» Instructions to follow
Return each line in the records below that includes "погоды".

-------------------------

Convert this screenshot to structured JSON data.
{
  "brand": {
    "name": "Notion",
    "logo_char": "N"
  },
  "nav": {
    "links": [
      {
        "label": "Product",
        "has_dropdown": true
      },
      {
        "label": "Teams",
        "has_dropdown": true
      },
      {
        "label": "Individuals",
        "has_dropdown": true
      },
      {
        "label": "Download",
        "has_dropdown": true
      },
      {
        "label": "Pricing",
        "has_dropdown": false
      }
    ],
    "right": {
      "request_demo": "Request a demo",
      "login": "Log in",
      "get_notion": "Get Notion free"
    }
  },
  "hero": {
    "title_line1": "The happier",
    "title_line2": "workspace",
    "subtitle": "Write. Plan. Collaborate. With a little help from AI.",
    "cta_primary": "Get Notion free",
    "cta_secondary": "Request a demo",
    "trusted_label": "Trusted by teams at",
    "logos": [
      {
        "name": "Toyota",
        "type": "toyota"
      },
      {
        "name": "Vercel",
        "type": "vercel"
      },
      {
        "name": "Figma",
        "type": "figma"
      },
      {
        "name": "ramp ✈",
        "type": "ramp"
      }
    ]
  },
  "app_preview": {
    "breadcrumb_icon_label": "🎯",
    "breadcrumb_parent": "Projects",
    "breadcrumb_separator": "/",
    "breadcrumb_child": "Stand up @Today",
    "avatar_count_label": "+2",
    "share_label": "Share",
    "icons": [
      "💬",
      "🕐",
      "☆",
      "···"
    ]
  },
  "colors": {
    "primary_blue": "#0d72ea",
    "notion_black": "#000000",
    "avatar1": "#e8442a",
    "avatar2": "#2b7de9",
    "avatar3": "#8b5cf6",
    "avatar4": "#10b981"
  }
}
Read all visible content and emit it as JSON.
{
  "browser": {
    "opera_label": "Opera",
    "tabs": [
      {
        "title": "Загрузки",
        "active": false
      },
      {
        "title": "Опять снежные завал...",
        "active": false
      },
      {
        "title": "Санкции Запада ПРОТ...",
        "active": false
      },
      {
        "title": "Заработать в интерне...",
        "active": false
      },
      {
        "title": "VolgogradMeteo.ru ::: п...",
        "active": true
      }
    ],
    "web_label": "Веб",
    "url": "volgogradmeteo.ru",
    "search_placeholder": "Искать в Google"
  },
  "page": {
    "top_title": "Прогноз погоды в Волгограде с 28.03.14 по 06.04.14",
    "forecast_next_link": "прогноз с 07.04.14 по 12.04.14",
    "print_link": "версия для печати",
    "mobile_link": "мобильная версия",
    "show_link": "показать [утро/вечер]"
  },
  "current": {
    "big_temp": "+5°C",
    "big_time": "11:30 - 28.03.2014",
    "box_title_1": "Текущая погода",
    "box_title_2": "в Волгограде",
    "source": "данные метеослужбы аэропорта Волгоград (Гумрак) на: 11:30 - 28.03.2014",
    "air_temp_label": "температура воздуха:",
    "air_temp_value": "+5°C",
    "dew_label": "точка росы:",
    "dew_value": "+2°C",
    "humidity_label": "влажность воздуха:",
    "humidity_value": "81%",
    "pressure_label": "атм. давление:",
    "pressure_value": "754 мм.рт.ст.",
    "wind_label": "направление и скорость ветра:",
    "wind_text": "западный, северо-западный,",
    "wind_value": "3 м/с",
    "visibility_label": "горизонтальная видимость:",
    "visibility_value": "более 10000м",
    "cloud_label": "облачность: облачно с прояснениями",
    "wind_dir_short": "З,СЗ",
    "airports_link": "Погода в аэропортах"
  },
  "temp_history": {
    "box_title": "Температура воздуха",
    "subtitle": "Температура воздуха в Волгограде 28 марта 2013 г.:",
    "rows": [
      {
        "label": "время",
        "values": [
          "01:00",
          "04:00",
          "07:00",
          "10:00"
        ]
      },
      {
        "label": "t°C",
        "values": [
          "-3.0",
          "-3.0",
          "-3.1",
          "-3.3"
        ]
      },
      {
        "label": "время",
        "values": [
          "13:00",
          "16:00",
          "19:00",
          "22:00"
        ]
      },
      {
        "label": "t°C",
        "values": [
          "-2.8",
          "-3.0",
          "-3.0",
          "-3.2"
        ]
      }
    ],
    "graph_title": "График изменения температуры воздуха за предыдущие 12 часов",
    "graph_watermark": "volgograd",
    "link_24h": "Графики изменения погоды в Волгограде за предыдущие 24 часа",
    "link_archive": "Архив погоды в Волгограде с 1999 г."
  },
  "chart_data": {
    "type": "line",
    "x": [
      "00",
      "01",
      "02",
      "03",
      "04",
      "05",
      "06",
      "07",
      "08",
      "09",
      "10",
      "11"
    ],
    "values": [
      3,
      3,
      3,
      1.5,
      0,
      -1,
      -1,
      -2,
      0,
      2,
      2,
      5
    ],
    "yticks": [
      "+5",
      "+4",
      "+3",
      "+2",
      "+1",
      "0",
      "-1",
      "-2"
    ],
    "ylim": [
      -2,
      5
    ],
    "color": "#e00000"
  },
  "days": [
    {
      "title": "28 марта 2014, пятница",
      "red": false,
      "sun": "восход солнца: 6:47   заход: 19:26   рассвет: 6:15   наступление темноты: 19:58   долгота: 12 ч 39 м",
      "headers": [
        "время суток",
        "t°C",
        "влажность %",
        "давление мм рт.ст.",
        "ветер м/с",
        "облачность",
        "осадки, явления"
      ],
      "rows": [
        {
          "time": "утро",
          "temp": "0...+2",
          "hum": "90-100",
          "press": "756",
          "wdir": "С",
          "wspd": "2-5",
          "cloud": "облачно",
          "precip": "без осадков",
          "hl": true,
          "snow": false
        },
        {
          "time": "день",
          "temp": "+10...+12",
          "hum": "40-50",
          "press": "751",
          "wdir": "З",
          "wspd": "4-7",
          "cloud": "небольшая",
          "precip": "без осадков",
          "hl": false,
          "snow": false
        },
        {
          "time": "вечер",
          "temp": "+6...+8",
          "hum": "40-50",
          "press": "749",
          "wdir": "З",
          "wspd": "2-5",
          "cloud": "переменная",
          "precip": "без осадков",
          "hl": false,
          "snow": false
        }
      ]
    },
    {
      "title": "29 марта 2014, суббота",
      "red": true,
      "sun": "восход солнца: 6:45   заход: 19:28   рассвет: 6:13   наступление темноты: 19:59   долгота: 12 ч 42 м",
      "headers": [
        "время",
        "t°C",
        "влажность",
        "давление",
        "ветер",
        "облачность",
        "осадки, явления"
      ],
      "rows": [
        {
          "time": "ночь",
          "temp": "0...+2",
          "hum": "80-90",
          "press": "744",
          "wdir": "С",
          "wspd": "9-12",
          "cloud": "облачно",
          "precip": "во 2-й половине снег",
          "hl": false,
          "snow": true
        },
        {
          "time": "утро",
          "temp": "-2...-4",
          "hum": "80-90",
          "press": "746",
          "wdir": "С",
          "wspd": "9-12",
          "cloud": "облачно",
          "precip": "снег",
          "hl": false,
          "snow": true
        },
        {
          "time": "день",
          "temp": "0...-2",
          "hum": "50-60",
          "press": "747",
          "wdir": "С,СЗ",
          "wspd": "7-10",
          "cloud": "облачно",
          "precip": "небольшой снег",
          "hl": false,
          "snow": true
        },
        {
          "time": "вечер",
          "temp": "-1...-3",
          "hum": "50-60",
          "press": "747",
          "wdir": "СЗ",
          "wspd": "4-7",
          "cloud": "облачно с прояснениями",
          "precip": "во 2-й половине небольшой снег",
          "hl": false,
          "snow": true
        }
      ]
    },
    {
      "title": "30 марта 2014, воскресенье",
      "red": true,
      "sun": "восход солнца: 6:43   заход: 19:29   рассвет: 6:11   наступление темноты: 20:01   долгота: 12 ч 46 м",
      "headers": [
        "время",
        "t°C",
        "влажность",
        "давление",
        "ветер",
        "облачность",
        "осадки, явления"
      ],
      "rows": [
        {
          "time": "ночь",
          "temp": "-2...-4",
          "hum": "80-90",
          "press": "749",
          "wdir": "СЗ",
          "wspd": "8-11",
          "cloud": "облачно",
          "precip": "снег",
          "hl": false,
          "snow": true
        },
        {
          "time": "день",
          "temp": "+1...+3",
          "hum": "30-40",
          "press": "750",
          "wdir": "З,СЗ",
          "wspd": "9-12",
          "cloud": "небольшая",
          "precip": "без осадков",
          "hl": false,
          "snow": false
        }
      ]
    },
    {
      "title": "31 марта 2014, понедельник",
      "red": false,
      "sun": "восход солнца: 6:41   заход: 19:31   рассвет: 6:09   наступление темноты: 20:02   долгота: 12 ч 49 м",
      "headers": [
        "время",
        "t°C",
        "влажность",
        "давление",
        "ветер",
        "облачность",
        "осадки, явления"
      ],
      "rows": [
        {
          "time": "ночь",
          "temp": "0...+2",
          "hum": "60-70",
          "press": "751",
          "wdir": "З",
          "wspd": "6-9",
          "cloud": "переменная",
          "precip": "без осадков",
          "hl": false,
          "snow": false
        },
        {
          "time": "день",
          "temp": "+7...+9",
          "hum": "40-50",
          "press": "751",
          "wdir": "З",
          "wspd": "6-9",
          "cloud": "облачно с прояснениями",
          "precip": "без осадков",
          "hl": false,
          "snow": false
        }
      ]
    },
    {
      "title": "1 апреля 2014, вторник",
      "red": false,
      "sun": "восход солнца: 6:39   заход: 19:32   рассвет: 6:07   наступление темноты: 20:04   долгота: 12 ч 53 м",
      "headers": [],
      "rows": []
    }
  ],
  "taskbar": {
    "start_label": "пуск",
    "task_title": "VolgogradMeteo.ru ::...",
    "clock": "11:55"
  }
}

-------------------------

» Final answer
    "top_title": "Прогноз погоды в Волгограде с 28.03.14 по 06.04.14",
    "link_24h": "Графики изменения погоды в Волгограде за предыдущие 24 часа",
    "link_archive": "Архив погоды в Волгограде с 1999 г."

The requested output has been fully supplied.